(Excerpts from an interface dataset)

========

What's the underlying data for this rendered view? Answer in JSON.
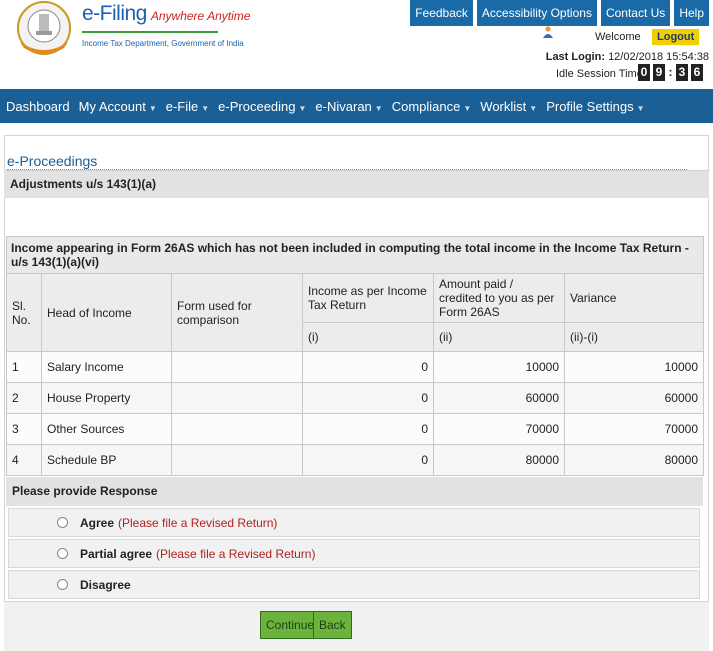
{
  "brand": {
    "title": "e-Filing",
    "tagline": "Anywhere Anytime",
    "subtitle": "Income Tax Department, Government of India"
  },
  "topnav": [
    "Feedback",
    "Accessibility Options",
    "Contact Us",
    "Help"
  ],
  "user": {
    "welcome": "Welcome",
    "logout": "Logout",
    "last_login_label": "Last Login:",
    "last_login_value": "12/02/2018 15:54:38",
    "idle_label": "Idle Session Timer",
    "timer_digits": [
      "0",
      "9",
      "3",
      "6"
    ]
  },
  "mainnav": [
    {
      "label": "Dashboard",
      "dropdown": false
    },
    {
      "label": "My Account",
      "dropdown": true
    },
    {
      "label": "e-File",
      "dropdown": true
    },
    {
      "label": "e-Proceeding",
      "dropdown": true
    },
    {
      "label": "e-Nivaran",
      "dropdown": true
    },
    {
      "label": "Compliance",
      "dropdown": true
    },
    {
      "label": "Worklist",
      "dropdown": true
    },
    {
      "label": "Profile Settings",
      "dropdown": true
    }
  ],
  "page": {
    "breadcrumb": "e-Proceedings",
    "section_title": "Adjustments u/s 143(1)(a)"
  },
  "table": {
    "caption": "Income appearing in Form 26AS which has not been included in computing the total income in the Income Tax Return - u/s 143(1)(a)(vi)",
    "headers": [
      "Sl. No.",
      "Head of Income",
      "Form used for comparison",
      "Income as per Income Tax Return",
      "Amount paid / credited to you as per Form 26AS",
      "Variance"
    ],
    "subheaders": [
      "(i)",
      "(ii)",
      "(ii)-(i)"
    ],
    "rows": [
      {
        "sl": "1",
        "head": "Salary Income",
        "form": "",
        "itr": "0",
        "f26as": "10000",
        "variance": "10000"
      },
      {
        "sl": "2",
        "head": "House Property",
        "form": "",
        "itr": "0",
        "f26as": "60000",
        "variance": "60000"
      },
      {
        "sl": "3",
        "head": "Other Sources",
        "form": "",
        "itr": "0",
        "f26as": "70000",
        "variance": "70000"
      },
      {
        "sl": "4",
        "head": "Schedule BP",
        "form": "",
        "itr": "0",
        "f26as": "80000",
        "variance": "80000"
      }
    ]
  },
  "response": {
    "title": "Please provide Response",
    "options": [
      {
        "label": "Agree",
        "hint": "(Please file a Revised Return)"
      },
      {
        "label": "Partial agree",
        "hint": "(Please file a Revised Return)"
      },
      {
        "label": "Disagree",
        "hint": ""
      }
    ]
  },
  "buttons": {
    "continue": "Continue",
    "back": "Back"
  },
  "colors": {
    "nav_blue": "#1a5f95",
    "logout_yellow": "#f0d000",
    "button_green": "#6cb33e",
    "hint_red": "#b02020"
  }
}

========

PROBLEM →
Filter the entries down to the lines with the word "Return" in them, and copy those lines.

TASK OUTPUT →
    "caption": "Income appearing in Form 26AS which has not been included in computing the total income in the Income Tax Return - u/s 143(1)(a)(vi)",
      "Income as per Income Tax Return",
        "hint": "(Please file a Revised Return)"
        "hint": "(Please file a Revised Return)"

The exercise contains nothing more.